U.S. District Judge Aileen Cannon has established August 14 as the start date for the criminal trial of former President Donald Trump, who is accused of mishandling classified documents. The trial is scheduled to take place over a two-week period at the federal district court in Fort Pierce, Florida. However, the date is subject to change as Trump’s legal team intends to file requests with the court, which could potentially result in a trial delay.
Trial Date Set for August 14
Trump’s attorneys are anticipated to file a motion seeking dismissal of the case, along with a potential request to exclude evidence obtained during the Justice Department’s investigation. The success of these efforts remains uncertain.
Judge Cannon emphasized in her order that any request to modify the trial date must include specific details justifying such action. She specifically mentioned the complexity of the case and the process involved in obtaining security clearances. Trump’s lawyers and federal prosecutors have until July 24 to submit pre-trial motions.
- Hunter Biden Agrees to Plead Guilty to Tax Crimes
- Donald Trump indicted in classified documents case in Florida
The former president faces a total of 37 federal felony charges related to his handling of sensitive government documents, which were recovered from his South Florida property, Mar-a-Lago, following his departure from the White House in January 2021. Trump pleaded not guilty to all counts during his arraignment last week and was released on his own recognizance. Requests for comments from Trump’s attorney have not been immediately answered.
This case marks an unprecedented event, as it represents the first instance of federal charges being brought against a former president.
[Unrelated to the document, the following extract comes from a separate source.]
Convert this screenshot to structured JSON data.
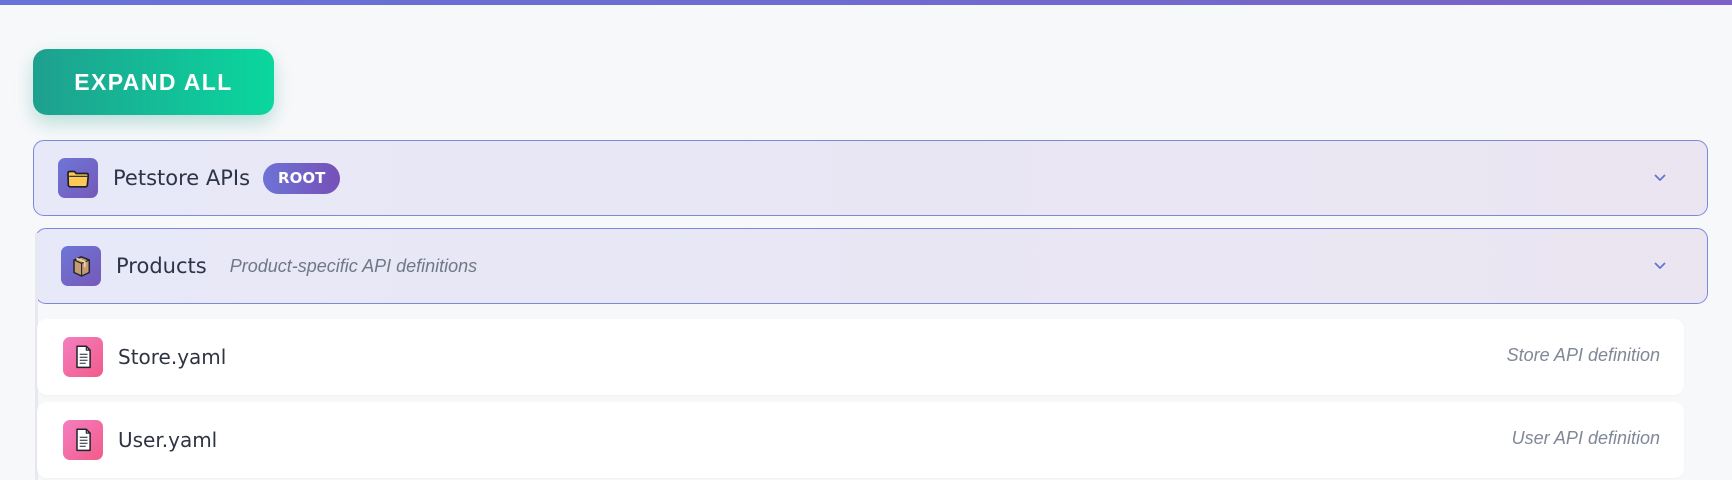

The indictment, issued by a federal grand jury earlier this month, stems from the investigation conducted by special counsel Jack Smith into Trump’s alleged mishandling of classified documents.
The charges against Trump include 31 counts of willful retention of classified documents, as well as single counts of conspiracy to obstruct justice, withholding a document or record, corruptly concealing a document or record, concealing a document in a federal investigation, scheme to conceal, and making false statements and representations.
The former president stands accused of retaining 31 government documents pertaining to national defense, nearly all of which carried top secret or secret classification markings. According to the indictment, these records relate to U.S. nuclear weaponry, military planning, and the military capabilities of other nations. The 31 sensitive records were retrieved by federal officials either on June 3, 2022, when Trump’s representatives turned them over in response to a grand jury subpoena, or on August 8, 2022, when the FBI executed a court-authorized search warrant at Mar-a-Lago.